___ Extracted information ___
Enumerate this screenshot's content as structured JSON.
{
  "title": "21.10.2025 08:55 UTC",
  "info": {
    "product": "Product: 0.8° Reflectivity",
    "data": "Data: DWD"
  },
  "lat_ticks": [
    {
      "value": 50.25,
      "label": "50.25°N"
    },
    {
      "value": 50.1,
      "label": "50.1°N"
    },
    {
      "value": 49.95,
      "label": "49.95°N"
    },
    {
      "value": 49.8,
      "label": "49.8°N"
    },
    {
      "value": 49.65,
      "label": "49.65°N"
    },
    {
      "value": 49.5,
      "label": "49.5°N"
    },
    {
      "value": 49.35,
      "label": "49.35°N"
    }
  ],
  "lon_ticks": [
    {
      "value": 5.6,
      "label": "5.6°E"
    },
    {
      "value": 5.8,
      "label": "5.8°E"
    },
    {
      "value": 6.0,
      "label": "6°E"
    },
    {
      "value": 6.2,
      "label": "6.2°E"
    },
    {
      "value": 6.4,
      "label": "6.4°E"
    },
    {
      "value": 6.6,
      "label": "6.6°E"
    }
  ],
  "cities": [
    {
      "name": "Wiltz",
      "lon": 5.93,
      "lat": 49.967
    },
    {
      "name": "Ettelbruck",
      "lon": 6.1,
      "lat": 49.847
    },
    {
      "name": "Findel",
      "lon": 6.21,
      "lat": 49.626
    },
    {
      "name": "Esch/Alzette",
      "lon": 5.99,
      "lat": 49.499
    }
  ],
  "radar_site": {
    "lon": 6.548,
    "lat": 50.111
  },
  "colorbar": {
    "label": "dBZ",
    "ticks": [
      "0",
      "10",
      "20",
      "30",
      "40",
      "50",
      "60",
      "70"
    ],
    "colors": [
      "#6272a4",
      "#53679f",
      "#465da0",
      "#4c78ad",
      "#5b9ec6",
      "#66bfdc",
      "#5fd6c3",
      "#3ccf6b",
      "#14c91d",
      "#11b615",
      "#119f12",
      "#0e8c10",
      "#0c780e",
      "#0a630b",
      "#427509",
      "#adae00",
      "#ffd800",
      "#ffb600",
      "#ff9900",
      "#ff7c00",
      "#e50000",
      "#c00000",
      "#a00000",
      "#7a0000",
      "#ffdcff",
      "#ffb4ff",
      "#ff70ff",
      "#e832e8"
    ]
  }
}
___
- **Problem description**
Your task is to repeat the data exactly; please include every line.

- **Result**
Enumerate this screenshot's content as structured JSON.
{
  "title": "21.10.2025 08:55 UTC",
  "info": {
    "product": "Product: 0.8° Reflectivity",
    "data": "Data: DWD"
  },
  "lat_ticks": [
    {
      "value": 50.25,
      "label": "50.25°N"
    },
    {
      "value": 50.1,
      "label": "50.1°N"
    },
    {
      "value": 49.95,
      "label": "49.95°N"
    },
    {
      "value": 49.8,
      "label": "49.8°N"
    },
    {
      "value": 49.65,
      "label": "49.65°N"
    },
    {
      "value": 49.5,
      "label": "49.5°N"
    },
    {
      "value": 49.35,
      "label": "49.35°N"
    }
  ],
  "lon_ticks": [
    {
      "value": 5.6,
      "label": "5.6°E"
    },
    {
      "value": 5.8,
      "label": "5.8°E"
    },
    {
      "value": 6.0,
      "label": "6°E"
    },
    {
      "value": 6.2,
      "label": "6.2°E"
    },
    {
      "value": 6.4,
      "label": "6.4°E"
    },
    {
      "value": 6.6,
      "label": "6.6°E"
    }
  ],
  "cities": [
    {
      "name": "Wiltz",
      "lon": 5.93,
      "lat": 49.967
    },
    {
      "name": "Ettelbruck",
      "lon": 6.1,
      "lat": 49.847
    },
    {
      "name": "Findel",
      "lon": 6.21,
      "lat": 49.626
    },
    {
      "name": "Esch/Alzette",
      "lon": 5.99,
      "lat": 49.499
    }
  ],
  "radar_site": {
    "lon": 6.548,
    "lat": 50.111
  },
  "colorbar": {
    "label": "dBZ",
    "ticks": [
      "0",
      "10",
      "20",
      "30",
      "40",
      "50",
      "60",
      "70"
    ],
    "colors": [
      "#6272a4",
      "#53679f",
      "#465da0",
      "#4c78ad",
      "#5b9ec6",
      "#66bfdc",
      "#5fd6c3",
      "#3ccf6b",
      "#14c91d",
      "#11b615",
      "#119f12",
      "#0e8c10",
      "#0c780e",
      "#0a630b",
      "#427509",
      "#adae00",
      "#ffd800",
      "#ffb600",
      "#ff9900",
      "#ff7c00",
      "#e50000",
      "#c00000",
      "#a00000",
      "#7a0000",
      "#ffdcff",
      "#ffb4ff",
      "#ff70ff",
      "#e832e8"
    ]
  }
}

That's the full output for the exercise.